## Task to carry out
If a record below holds a picture, drop the picture and restate everything else word for word.

-- Opening Marker --

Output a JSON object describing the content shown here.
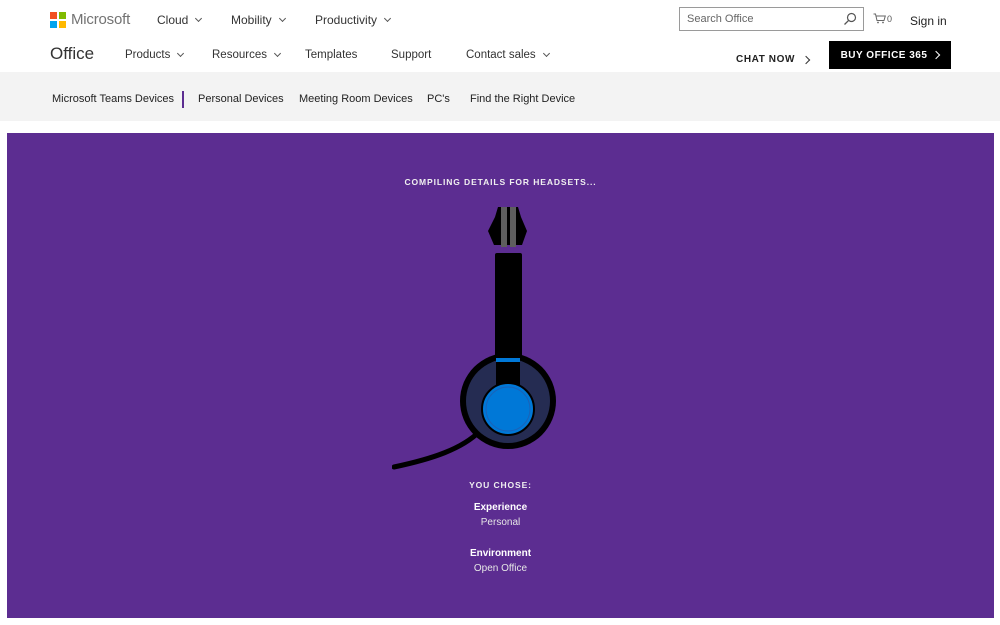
{
  "header": {
    "brand": "Microsoft",
    "logo_colors": [
      "#f25022",
      "#7fba00",
      "#00a4ef",
      "#ffb900"
    ],
    "nav": [
      {
        "label": "Cloud"
      },
      {
        "label": "Mobility"
      },
      {
        "label": "Productivity"
      }
    ],
    "search_placeholder": "Search Office",
    "cart_count": "0",
    "sign_in": "Sign in"
  },
  "office_bar": {
    "title": "Office",
    "nav": [
      {
        "label": "Products"
      },
      {
        "label": "Resources"
      },
      {
        "label": "Templates"
      },
      {
        "label": "Support"
      },
      {
        "label": "Contact sales"
      }
    ],
    "chat_label": "CHAT NOW",
    "buy_label": "BUY OFFICE 365"
  },
  "subnav": {
    "items": [
      {
        "label": "Microsoft Teams Devices"
      },
      {
        "label": "Personal Devices"
      },
      {
        "label": "Meeting Room Devices"
      },
      {
        "label": "PC's"
      },
      {
        "label": "Find the Right Device"
      }
    ]
  },
  "hero": {
    "background": "#5c2d91",
    "compiling_text": "COMPILING DETAILS FOR HEADSETS...",
    "you_chose_label": "YOU CHOSE:",
    "choices": [
      {
        "label": "Experience",
        "value": "Personal"
      },
      {
        "label": "Environment",
        "value": "Open Office"
      }
    ]
  }
}
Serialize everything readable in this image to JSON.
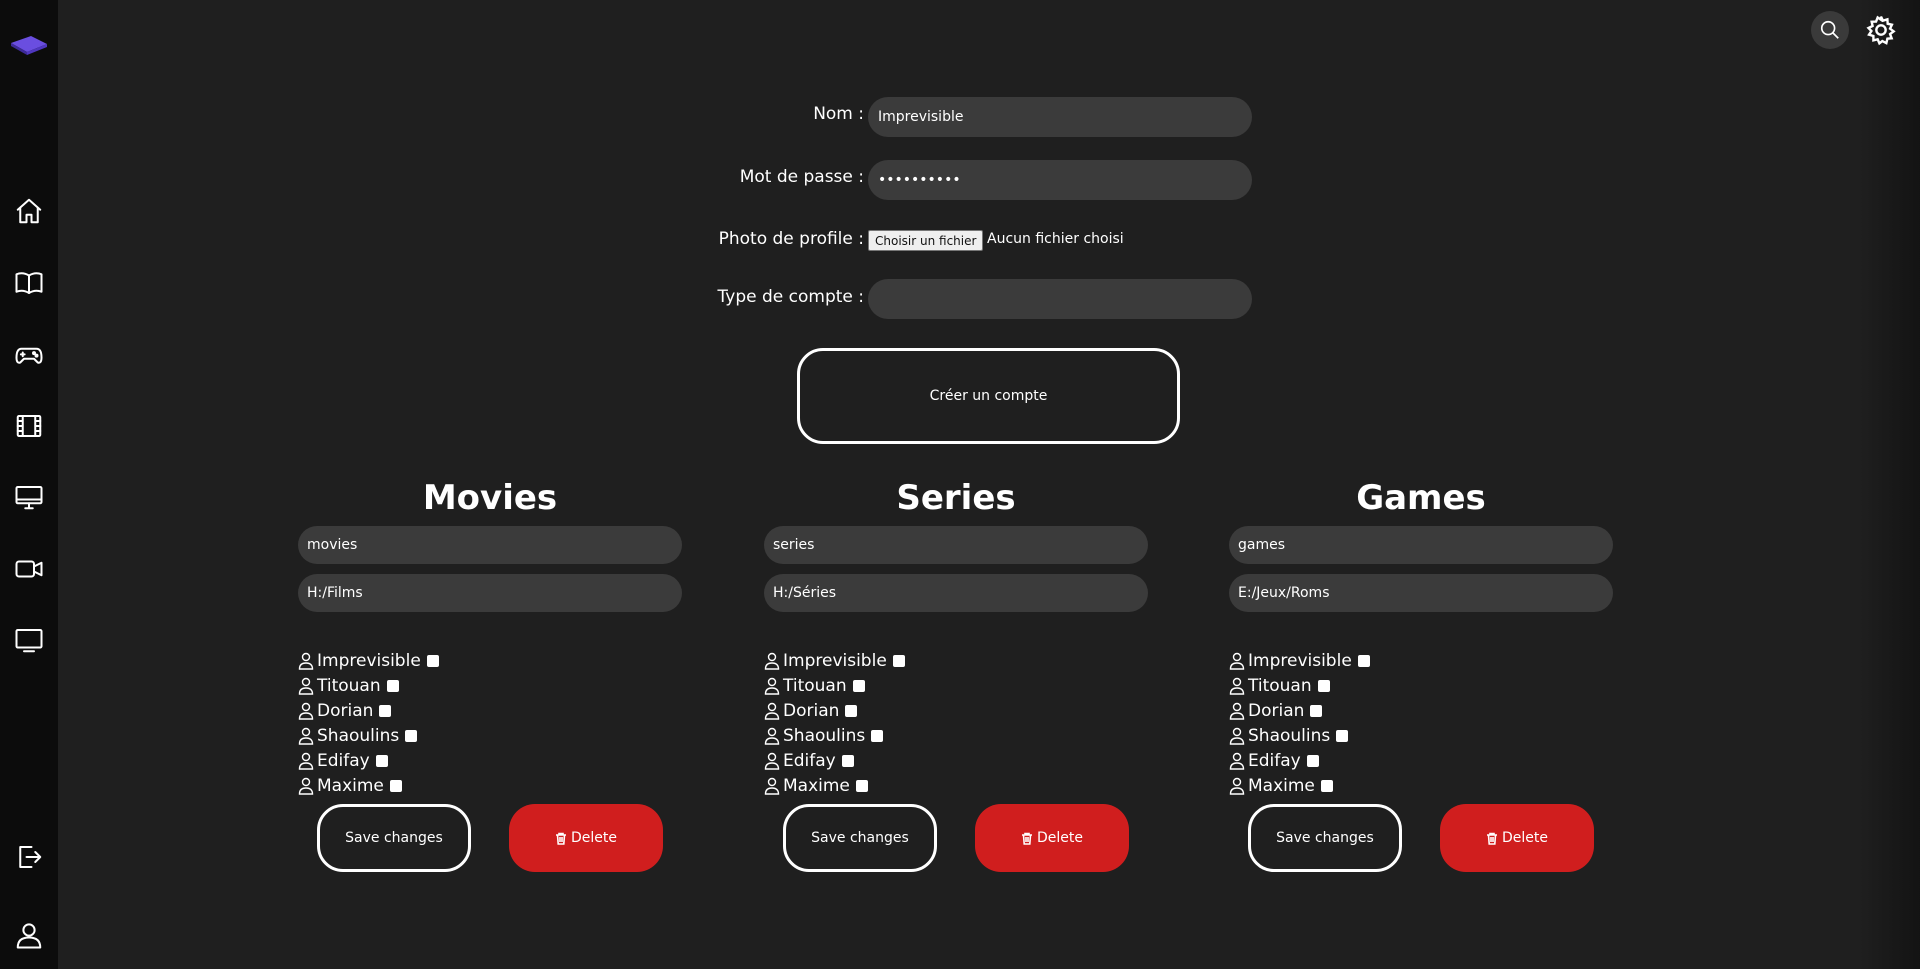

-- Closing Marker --

## Exercise answer
Output a JSON object describing the content shown here.
{
  "header": {
    "brand": "Microsoft",
    "logo_colors": [
      "#f25022",
      "#7fba00",
      "#00a4ef",
      "#ffb900"
    ],
    "nav": [
      {
        "label": "Cloud"
      },
      {
        "label": "Mobility"
      },
      {
        "label": "Productivity"
      }
    ],
    "search_placeholder": "Search Office",
    "cart_count": "0",
    "sign_in": "Sign in"
  },
  "office_bar": {
    "title": "Office",
    "nav": [
      {
        "label": "Products"
      },
      {
        "label": "Resources"
      },
      {
        "label": "Templates"
      },
      {
        "label": "Support"
      },
      {
        "label": "Contact sales"
      }
    ],
    "chat_label": "CHAT NOW",
    "buy_label": "BUY OFFICE 365"
  },
  "subnav": {
    "items": [
      {
        "label": "Microsoft Teams Devices"
      },
      {
        "label": "Personal Devices"
      },
      {
        "label": "Meeting Room Devices"
      },
      {
        "label": "PC's"
      },
      {
        "label": "Find the Right Device"
      }
    ]
  },
  "hero": {
    "background": "#5c2d91",
    "compiling_text": "COMPILING DETAILS FOR HEADSETS...",
    "you_chose_label": "YOU CHOSE:",
    "choices": [
      {
        "label": "Experience",
        "value": "Personal"
      },
      {
        "label": "Environment",
        "value": "Open Office"
      }
    ]
  }
}
Serialize everything readable in this image to JSON.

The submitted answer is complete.